# Interface dataset entries
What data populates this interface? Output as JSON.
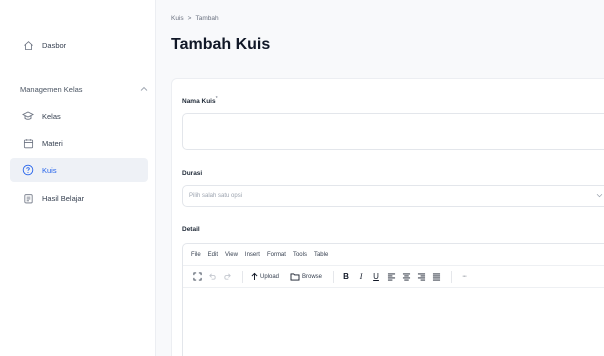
{
  "sidebar": {
    "dashboard": {
      "label": "Dasbor",
      "icon": "home-icon"
    },
    "section": {
      "label": "Managemen Kelas",
      "icon": "chevron-up-icon"
    },
    "items": [
      {
        "label": "Kelas",
        "icon": "graduation-cap-icon"
      },
      {
        "label": "Materi",
        "icon": "calendar-icon"
      },
      {
        "label": "Kuis",
        "icon": "help-circle-icon",
        "active": true
      },
      {
        "label": "Hasil Belajar",
        "icon": "clipboard-icon"
      }
    ]
  },
  "breadcrumb": {
    "parent": "Kuis",
    "separator": ">",
    "current": "Tambah"
  },
  "page": {
    "title": "Tambah Kuis"
  },
  "form": {
    "name": {
      "label": "Nama Kuis",
      "required_mark": "*",
      "value": ""
    },
    "duration": {
      "label": "Durasi",
      "placeholder": "Pilih salah satu opsi"
    },
    "detail": {
      "label": "Detail"
    }
  },
  "editor": {
    "menus": [
      "File",
      "Edit",
      "View",
      "Insert",
      "Format",
      "Tools",
      "Table"
    ],
    "toolbar": {
      "upload": "Upload",
      "browse": "Browse",
      "bold": "B",
      "italic": "I",
      "underline": "U",
      "more": "···"
    }
  },
  "colors": {
    "accent": "#2563eb",
    "active_bg": "#eef1f6",
    "border": "#e3e6eb"
  }
}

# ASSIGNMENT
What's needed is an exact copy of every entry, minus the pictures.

# WRITTEN REPLY
What data populates this interface? Output as JSON.
{
  "sidebar": {
    "dashboard": {
      "label": "Dasbor",
      "icon": "home-icon"
    },
    "section": {
      "label": "Managemen Kelas",
      "icon": "chevron-up-icon"
    },
    "items": [
      {
        "label": "Kelas",
        "icon": "graduation-cap-icon"
      },
      {
        "label": "Materi",
        "icon": "calendar-icon"
      },
      {
        "label": "Kuis",
        "icon": "help-circle-icon",
        "active": true
      },
      {
        "label": "Hasil Belajar",
        "icon": "clipboard-icon"
      }
    ]
  },
  "breadcrumb": {
    "parent": "Kuis",
    "separator": ">",
    "current": "Tambah"
  },
  "page": {
    "title": "Tambah Kuis"
  },
  "form": {
    "name": {
      "label": "Nama Kuis",
      "required_mark": "*",
      "value": ""
    },
    "duration": {
      "label": "Durasi",
      "placeholder": "Pilih salah satu opsi"
    },
    "detail": {
      "label": "Detail"
    }
  },
  "editor": {
    "menus": [
      "File",
      "Edit",
      "View",
      "Insert",
      "Format",
      "Tools",
      "Table"
    ],
    "toolbar": {
      "upload": "Upload",
      "browse": "Browse",
      "bold": "B",
      "italic": "I",
      "underline": "U",
      "more": "···"
    }
  },
  "colors": {
    "accent": "#2563eb",
    "active_bg": "#eef1f6",
    "border": "#e3e6eb"
  }
}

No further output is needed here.